Flint Jamison, one of the co-founders, often considers his involvement in Yale Union within his own artistic practice and research. He develops his works in relation to infrastructures and dynamics that are inherent to the respective context of their production and presentation, while also reflecting upon the conditions of artistic work and modes of (re-)presentation. One example of this is a series of table sculptures he made for an exhibition at a commercial gallery in Dusseldorf in 2017. The sculptures adopted presentational elements from a previous exhibition at Yale Union and one of them displayed his publication ‘YU Contemporary VS Dept. of Revenue Oregon & Mult. Co. Assessor’ (2017), which outlines Yale Union’s activities and a legal defence helmed by Jamison and used in court to maintain its status as a non-profit. Two further sculptures assumed practical, in addition to aesthetic, functions and, as desks, created surfaces for the workings of the gallery. The sculptures thus serve as artworks, furniture and tools to reflect upon the systemic forces at play in the artworld.

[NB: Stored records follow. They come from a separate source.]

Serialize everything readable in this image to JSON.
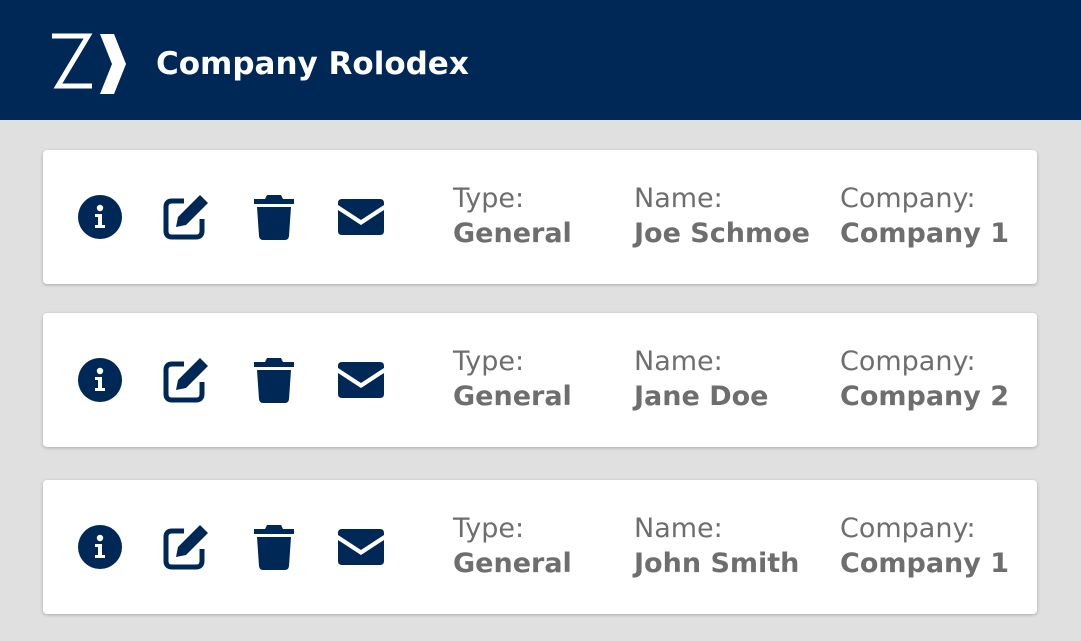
{
  "header": {
    "title": "Company Rolodex",
    "logo_icon": "zeiss-style-logo-icon",
    "background": "#002856"
  },
  "colors": {
    "icon": "#002856",
    "text": "#6e6e6e",
    "card": "#ffffff",
    "page": "#e0e0e0"
  },
  "field_labels": {
    "type": "Type:",
    "name": "Name:",
    "company": "Company:"
  },
  "icons": [
    "info-icon",
    "edit-icon",
    "trash-icon",
    "mail-icon"
  ],
  "contacts": [
    {
      "type": "General",
      "name": "Joe Schmoe",
      "company": "Company 1"
    },
    {
      "type": "General",
      "name": "Jane Doe",
      "company": "Company 2"
    },
    {
      "type": "General",
      "name": "John Smith",
      "company": "Company 1"
    }
  ]
}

Jamison’s way of working shows a kinship with other conceptual practises, such as those of Bea Schlingelhoff and Carissa Rodriguez. Their work, including as educators, considers the reciprocal relationship between artistic practises, socioeconomic contexts and mechanisms of display. This is often extended by the process of questioning the respective exhibition site and how the roles of various kinds of institutions can be shifted and overturned through artistic gestures. What inhabits practises such as these is the exploration of the material and social conditions in which art is produced and presented, and the assumption that we have to recognise our entanglement in the unregulated structures of the artworld in order to overcome the acquiescence and reproduction of the existing conditions therein.

–Gloria Hasnay

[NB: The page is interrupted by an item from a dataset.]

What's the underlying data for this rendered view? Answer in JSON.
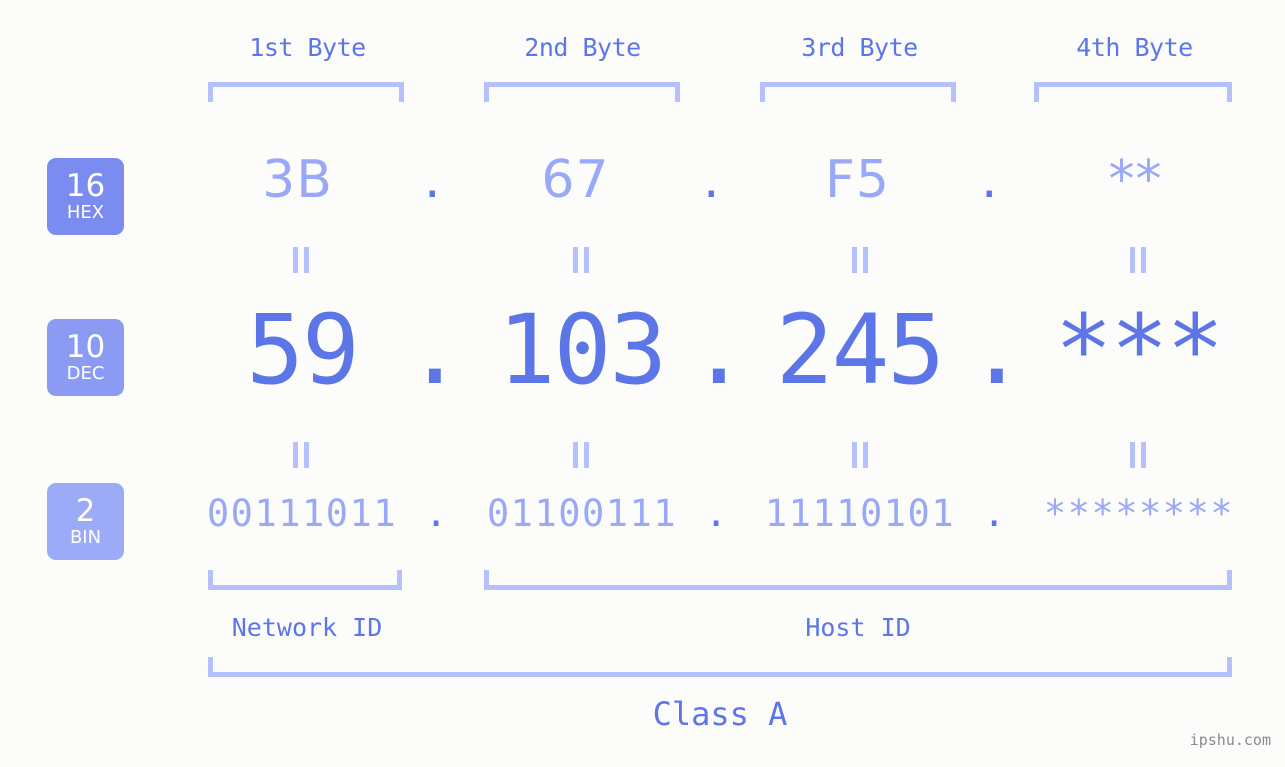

Gloria Hasnay is Curator at Kunstverein München. Recent and upcoming projects include a solo exhibition by Bea Schlingelhoff (September 2021), the solo exhibition ‘Hold’ by Patricia L. Boyd (2021), and, co-curated with Maurin Dietrich, the group exhibition ‘Not Working – Artistic production and matters of class’ (2020). Since October 2019, Hasnay has also been organising the on-site and online series ‘Schaufenster’. As freelance curator, together with Moritz Nebenführ, she previously realised the solo exhibition ‘Kempens Informatieblad’ by Jef Geys at Künstlerhaus Bremen (2019) and the group exhibition ‘ITS INTERIOR/AND A FAÇADE’ at Badischer Kunstverein (2018), among others.

Gloria Hasnay, Photo: Robert Hamacher
Gloria Hasnay, Photo: Robert Hamacher